══ Records for this exercise ══

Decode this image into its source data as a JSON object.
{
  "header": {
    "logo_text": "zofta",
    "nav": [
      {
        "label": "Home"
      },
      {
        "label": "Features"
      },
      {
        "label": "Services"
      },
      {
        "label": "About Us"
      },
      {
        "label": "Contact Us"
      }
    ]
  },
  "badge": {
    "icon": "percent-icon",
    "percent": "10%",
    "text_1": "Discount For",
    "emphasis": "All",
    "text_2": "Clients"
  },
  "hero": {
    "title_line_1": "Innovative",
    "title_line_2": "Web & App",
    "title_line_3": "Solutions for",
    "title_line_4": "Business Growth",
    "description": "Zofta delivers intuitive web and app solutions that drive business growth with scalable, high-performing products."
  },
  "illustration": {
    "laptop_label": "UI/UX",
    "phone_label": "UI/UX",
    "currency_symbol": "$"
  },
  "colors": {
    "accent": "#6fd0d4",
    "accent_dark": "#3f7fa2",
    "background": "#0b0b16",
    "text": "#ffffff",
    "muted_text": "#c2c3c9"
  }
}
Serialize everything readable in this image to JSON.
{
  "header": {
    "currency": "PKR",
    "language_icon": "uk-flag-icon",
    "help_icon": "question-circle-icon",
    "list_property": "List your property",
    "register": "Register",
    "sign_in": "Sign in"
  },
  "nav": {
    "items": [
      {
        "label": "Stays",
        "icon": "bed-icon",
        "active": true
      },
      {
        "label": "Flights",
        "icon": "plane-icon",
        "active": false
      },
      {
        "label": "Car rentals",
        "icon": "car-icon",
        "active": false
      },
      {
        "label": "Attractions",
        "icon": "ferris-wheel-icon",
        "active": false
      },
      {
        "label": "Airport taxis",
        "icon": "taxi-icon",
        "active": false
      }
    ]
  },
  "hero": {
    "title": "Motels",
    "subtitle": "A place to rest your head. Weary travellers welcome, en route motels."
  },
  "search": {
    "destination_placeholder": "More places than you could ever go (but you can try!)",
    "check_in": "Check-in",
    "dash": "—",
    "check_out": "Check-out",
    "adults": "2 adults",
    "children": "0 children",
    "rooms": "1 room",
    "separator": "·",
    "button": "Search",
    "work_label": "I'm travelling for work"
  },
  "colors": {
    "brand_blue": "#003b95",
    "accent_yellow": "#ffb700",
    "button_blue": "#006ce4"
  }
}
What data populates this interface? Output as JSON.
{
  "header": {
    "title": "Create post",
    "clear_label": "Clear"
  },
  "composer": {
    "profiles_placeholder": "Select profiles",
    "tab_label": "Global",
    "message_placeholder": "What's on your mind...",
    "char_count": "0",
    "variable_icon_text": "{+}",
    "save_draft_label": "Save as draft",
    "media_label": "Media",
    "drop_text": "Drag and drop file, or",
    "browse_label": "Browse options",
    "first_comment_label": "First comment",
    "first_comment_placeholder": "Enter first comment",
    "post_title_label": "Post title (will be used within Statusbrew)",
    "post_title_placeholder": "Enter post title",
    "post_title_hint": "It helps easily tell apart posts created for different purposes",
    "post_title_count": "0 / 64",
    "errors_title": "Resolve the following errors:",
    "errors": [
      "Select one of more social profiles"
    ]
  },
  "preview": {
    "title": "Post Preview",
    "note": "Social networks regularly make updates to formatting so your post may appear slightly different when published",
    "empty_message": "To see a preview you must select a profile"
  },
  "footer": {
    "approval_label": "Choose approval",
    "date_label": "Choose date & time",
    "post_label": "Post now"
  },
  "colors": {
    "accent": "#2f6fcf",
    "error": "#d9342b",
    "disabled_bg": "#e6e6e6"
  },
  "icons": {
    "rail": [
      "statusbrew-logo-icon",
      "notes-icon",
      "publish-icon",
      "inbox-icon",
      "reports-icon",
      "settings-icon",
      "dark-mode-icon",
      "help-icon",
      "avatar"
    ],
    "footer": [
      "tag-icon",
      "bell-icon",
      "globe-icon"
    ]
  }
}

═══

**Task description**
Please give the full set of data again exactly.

**Response**
Decode this image into its source data as a JSON object.
{
  "header": {
    "logo_text": "zofta",
    "nav": [
      {
        "label": "Home"
      },
      {
        "label": "Features"
      },
      {
        "label": "Services"
      },
      {
        "label": "About Us"
      },
      {
        "label": "Contact Us"
      }
    ]
  },
  "badge": {
    "icon": "percent-icon",
    "percent": "10%",
    "text_1": "Discount For",
    "emphasis": "All",
    "text_2": "Clients"
  },
  "hero": {
    "title_line_1": "Innovative",
    "title_line_2": "Web & App",
    "title_line_3": "Solutions for",
    "title_line_4": "Business Growth",
    "description": "Zofta delivers intuitive web and app solutions that drive business growth with scalable, high-performing products."
  },
  "illustration": {
    "laptop_label": "UI/UX",
    "phone_label": "UI/UX",
    "currency_symbol": "$"
  },
  "colors": {
    "accent": "#6fd0d4",
    "accent_dark": "#3f7fa2",
    "background": "#0b0b16",
    "text": "#ffffff",
    "muted_text": "#c2c3c9"
  }
}
Serialize everything readable in this image to JSON.
{
  "header": {
    "currency": "PKR",
    "language_icon": "uk-flag-icon",
    "help_icon": "question-circle-icon",
    "list_property": "List your property",
    "register": "Register",
    "sign_in": "Sign in"
  },
  "nav": {
    "items": [
      {
        "label": "Stays",
        "icon": "bed-icon",
        "active": true
      },
      {
        "label": "Flights",
        "icon": "plane-icon",
        "active": false
      },
      {
        "label": "Car rentals",
        "icon": "car-icon",
        "active": false
      },
      {
        "label": "Attractions",
        "icon": "ferris-wheel-icon",
        "active": false
      },
      {
        "label": "Airport taxis",
        "icon": "taxi-icon",
        "active": false
      }
    ]
  },
  "hero": {
    "title": "Motels",
    "subtitle": "A place to rest your head. Weary travellers welcome, en route motels."
  },
  "search": {
    "destination_placeholder": "More places than you could ever go (but you can try!)",
    "check_in": "Check-in",
    "dash": "—",
    "check_out": "Check-out",
    "adults": "2 adults",
    "children": "0 children",
    "rooms": "1 room",
    "separator": "·",
    "button": "Search",
    "work_label": "I'm travelling for work"
  },
  "colors": {
    "brand_blue": "#003b95",
    "accent_yellow": "#ffb700",
    "button_blue": "#006ce4"
  }
}
What data populates this interface? Output as JSON.
{
  "header": {
    "title": "Create post",
    "clear_label": "Clear"
  },
  "composer": {
    "profiles_placeholder": "Select profiles",
    "tab_label": "Global",
    "message_placeholder": "What's on your mind...",
    "char_count": "0",
    "variable_icon_text": "{+}",
    "save_draft_label": "Save as draft",
    "media_label": "Media",
    "drop_text": "Drag and drop file, or",
    "browse_label": "Browse options",
    "first_comment_label": "First comment",
    "first_comment_placeholder": "Enter first comment",
    "post_title_label": "Post title (will be used within Statusbrew)",
    "post_title_placeholder": "Enter post title",
    "post_title_hint": "It helps easily tell apart posts created for different purposes",
    "post_title_count": "0 / 64",
    "errors_title": "Resolve the following errors:",
    "errors": [
      "Select one of more social profiles"
    ]
  },
  "preview": {
    "title": "Post Preview",
    "note": "Social networks regularly make updates to formatting so your post may appear slightly different when published",
    "empty_message": "To see a preview you must select a profile"
  },
  "footer": {
    "approval_label": "Choose approval",
    "date_label": "Choose date & time",
    "post_label": "Post now"
  },
  "colors": {
    "accent": "#2f6fcf",
    "error": "#d9342b",
    "disabled_bg": "#e6e6e6"
  },
  "icons": {
    "rail": [
      "statusbrew-logo-icon",
      "notes-icon",
      "publish-icon",
      "inbox-icon",
      "reports-icon",
      "settings-icon",
      "dark-mode-icon",
      "help-icon",
      "avatar"
    ],
    "footer": [
      "tag-icon",
      "bell-icon",
      "globe-icon"
    ]
  }
}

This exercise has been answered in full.